Several Armillaria species invade roots and basal stems of a number of woody plants. Some Armillaria species are more aggressive pathogens than other species.
Most hosts are woody plants and hundreds of trees and shrubs are susceptible. The vitality and age of host plants influences their ability to resist infection. In addition, seedling trees growing close to stumps of larger trees serving as a nourishment source for the fungus are vulnerable to infection.
The above ground symptoms of Armillaria root disease on affected trees are those commonly associated with the sudden or moderate decline of weakened trees. These include progressive dieback of branches, reduction in shoot elongation and the size of leaves, pale colored foliage, premature fall color change, and the sudden browning of leaves in mid to late summer. Young trees are killed relatively soon after initial infection. However, Armillaria root disease may infect well-established trees for many decades without showing significant symptoms of infection until weakened by insect defoliation, persistent water shortage, competition for light and soil minerals, or other diseases. In addition to the symptoms noted above on broadleaf trees, infected conifers can develop chlorotic and reddened needles, as well as exude excess resin into the bark and wood from the root collar and lower stem.
Signs include the presence of dark brown to black, flattened, string-like structures called rhizomorphs, and masses of flattened, white, cotton-like growth just under the bark. These signs are often evident at the base of the stem, in the roots, and in the soil around the roots of infected trees.
The fruiting structures of Armillaria root disease are golden tan, gilled mushrooms that form in late summer and fall at the base of infected trees. The wind blows spores (basidiospores) from these mushrooms to nearby wounded stems or root collars. Yet the primary way Armillaria root disease spreads is via rhizomorphs and mycelia that pass from tree to tree directly through the soil and via root graft connection. Once the tree dies the fungus lives as a decomposer (saprophyte) on the wood and roots from the killed tree. From this food base the fungus produces rhizomorphs that grow outward into the surrounding soil to infect roots of other trees. The fungus can also produce fruiting structures that push up through the soil surface and disperse basidiospores.
Complete control is difficult; susceptible trees with strong vigor compartmentalize infections and generate new roots to compensate for those killed by the fungus.
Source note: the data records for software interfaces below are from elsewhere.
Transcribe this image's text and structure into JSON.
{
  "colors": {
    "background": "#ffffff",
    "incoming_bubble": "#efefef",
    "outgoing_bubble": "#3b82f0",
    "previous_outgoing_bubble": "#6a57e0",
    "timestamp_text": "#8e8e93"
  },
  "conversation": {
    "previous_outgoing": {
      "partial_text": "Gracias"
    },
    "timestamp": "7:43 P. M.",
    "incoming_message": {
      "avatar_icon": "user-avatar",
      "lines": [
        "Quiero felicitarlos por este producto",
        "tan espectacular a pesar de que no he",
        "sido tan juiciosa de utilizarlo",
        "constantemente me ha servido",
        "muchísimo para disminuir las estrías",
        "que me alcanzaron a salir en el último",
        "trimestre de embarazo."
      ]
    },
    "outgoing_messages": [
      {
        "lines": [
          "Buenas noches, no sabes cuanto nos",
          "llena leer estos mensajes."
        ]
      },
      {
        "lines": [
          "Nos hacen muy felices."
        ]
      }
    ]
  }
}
Maintain tree vitality with once or twice weekly soaking irrigation during extended dry periods, fertilization as low soil mineral levels warrant it, minimization of soil compaction in the root zone, and maintenance of a two to three-inch layer of well composted mulch over as much of the root zone as possible. Remove infected stumps and roots from sites where Armillaria root disease is a problem since they serve as a source of sustenance for the fungus. Little experimental evidence supports the effectiveness of fungicidal treatments, other than fumigating infested soil before replanting high value sites. There is evidence that conifer grown from seeds on a site where Armillaria was a problem had a higher rate of survival than similar sites with bare root transplanted seedlings, especially if water shortage was a problem. In addition, replanted trees growing outside their natural range may be more susceptible to the local species or strains of Armillaria, which they have not encountered before, or their increased susceptibility results from stress in environmental conditions to which they are not accustomed to growing. Renovate a site with local trees well adapted to growing on the site.
Written by: Dan Gillman
Photos: E. Hansen and R. J. Stipes, Diseases of Woody Ornamentals and Trees. APS Press.